One of the great sadnesses of Lutheranism today, indeed of most of Christianity today, is that the baptized do not know how to use their Baptism rightly. We fret and fuss and wring our hands over our sins instead of going to our pastor, confessing them, burying them, and being forgiven of them. There are some who imagine that is “cheap grace.” Cheap grace is baptism without repentance; absolution without personal confession, Christ without a cross. I think one reason we are so easily seduced by the latest methodisms for solving our problems is that we don’t want the strong medicines that Christ prescribes for us. We would rather wring our hands and bend our knees; we would rather recite slogans like “just say no” instead of saying yes to our Baptisms. We would rather work on our “problems” and “issues” instead of dealing with the fact that we are the problem, and we need to die in Jesus so that Jesus might live in us.
By confessing our sins, we bury them in Baptism, we drown them in the flood that flowed from Jesus’ side. This is what St. Paul means when he says, “Reckon yourselves dead to sin.” Confess your sin. Disown it. Throw it away. Nail it to Jesus’ cross. Bury it in Jesus’ grave. In confession, we are setting Baptism to work for us, unleashing the power of Jesus’ death and resurrection in our lives. We cannot conquer sin. Christ alone conquers sin for us. He does it through the daily application of Baptism. This is what the apostle Paul means when he says, “Sin will have no dominion over you.” Once sin had dominion over you, causing you to fear God’s wrath, bringing shame and guilt and doubt and death. Now Christ has claimed dominion over you. He covers you with His blood, frees you with His forgiveness, lords His death and resurrection over you. Baptism gives you the permission to come into God’s presence and to confess your sin to Him, expecting Him to forgive you.
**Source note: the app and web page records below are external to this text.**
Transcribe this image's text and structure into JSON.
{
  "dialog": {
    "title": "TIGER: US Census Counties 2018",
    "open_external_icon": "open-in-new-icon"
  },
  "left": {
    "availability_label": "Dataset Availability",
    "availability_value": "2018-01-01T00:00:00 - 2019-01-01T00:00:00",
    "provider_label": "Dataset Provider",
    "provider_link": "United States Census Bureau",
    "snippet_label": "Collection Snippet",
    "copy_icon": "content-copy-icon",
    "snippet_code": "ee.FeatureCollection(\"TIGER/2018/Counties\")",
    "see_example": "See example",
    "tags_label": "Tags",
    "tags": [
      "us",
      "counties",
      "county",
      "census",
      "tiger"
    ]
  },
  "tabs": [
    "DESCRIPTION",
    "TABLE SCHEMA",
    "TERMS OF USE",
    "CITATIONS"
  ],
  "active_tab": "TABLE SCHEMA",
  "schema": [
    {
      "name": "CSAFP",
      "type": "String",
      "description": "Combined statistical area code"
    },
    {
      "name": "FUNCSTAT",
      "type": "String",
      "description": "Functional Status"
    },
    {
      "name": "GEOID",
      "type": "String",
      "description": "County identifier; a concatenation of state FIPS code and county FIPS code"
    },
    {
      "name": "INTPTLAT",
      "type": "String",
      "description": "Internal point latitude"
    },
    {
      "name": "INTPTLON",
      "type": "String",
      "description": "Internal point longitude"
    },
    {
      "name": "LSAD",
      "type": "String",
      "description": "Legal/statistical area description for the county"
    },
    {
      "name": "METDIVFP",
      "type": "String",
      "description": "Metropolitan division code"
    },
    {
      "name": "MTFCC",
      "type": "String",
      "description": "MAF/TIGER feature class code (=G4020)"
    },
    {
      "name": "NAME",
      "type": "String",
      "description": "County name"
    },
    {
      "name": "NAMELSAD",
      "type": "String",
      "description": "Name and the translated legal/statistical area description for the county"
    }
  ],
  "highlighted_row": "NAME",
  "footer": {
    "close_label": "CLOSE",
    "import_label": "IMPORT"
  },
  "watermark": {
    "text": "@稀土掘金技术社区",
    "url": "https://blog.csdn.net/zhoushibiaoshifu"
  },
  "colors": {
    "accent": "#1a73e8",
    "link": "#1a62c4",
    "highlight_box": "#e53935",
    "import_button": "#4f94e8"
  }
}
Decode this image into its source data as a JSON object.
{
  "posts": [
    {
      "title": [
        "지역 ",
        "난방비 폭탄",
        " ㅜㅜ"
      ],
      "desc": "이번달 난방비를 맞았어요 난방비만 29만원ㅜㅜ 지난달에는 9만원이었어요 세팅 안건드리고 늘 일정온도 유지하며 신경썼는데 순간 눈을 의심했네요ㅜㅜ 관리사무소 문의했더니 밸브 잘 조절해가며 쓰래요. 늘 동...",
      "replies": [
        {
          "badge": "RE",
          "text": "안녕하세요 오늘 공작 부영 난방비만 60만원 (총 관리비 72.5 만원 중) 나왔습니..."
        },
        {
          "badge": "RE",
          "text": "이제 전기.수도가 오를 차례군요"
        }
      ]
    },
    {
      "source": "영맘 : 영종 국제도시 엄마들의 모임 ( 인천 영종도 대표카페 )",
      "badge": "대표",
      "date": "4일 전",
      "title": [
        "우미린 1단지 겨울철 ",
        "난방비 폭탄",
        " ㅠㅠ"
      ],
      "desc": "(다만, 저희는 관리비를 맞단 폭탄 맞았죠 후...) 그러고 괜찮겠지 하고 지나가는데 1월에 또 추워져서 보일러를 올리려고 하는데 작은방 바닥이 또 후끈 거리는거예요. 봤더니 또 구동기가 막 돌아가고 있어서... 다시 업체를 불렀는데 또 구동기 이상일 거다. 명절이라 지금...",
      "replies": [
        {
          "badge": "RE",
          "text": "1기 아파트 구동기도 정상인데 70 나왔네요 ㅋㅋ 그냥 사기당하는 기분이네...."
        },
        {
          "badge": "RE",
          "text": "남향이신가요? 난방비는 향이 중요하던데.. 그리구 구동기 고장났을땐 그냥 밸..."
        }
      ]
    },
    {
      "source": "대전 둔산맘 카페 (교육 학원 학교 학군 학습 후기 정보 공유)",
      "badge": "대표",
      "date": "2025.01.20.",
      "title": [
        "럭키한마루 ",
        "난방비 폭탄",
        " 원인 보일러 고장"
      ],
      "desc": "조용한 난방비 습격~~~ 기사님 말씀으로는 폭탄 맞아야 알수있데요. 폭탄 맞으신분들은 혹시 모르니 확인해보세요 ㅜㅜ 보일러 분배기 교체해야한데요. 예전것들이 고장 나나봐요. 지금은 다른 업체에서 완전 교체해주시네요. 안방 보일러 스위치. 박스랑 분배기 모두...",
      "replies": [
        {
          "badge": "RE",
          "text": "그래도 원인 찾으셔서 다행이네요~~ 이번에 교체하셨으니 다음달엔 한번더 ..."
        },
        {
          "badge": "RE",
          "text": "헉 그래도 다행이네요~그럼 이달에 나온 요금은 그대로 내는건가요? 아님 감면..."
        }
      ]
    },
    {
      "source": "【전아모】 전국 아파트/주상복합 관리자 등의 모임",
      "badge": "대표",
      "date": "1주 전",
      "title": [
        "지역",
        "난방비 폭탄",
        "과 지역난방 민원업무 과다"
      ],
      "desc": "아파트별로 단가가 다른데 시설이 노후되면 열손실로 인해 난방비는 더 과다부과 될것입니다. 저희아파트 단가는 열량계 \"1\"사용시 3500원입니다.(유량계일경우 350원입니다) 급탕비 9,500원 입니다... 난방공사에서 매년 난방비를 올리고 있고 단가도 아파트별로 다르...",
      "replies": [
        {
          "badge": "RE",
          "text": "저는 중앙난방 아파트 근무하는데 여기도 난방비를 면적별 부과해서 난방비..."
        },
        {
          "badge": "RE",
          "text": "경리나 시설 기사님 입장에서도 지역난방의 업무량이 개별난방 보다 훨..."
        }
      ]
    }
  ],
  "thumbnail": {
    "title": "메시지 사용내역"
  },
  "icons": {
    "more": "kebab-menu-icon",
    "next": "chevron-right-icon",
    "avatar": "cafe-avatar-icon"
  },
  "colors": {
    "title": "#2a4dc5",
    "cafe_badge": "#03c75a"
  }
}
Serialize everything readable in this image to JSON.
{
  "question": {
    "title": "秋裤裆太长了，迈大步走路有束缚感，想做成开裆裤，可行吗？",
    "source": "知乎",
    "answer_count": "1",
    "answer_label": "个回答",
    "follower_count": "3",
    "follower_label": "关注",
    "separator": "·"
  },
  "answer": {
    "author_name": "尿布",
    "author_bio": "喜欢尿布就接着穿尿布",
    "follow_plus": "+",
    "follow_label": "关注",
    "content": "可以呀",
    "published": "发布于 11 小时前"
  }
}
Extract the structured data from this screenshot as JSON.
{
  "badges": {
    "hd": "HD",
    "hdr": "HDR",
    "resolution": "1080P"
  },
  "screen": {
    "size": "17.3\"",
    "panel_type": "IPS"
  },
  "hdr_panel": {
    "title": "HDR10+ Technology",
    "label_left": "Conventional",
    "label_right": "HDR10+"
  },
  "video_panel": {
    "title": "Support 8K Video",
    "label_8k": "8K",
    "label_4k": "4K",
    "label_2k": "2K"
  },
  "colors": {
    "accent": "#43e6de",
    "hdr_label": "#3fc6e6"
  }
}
Baptism means life – new life in the life of Jesus. We no longer live. We died and were buried. Christ now lives within us. His life is our life. Our life is the resurrected life of Jesus. He is at work in and through us. We are “alive to God in Christ Jesus” it is only “in Christ Jesus” that we are alive to God. Apart from Him, we are dead. But joined to Him by Baptism, we live.
“I am the vine, you are the branches. He who abides in me, and I in him, he it is that bears much fruit, for apart from me you can do nothing.” Branches receive their life from the vine to which they are joined. Sap flows through the vine into the branches, bringing life, leaves, buds, fruit. In Holy Baptism, the sap of the Spirit flows through Christ into us, producing in us the Spirit’s fruit: love, joy, peace, patience, kindness, goodness, faithfulness, humility, self-control. That is the harvest of Baptism.
Baptism is a life-giving water. “…the water that I shall give him will become in him a spring of water welling up to eternal life.” Baptism is our daily spring, our daily refreshment, God’s birthing, healing, cleansing bath that makes us alive in the life of the Lamb who was slain but lives.
Luther was right when he said that there is a lifetime of learning in Holy Baptism. There is also a lifetime of dying and rising in the water with Jesus, every day until the end of our days, and in the end, eternal life. In the name of Jesus. Amen.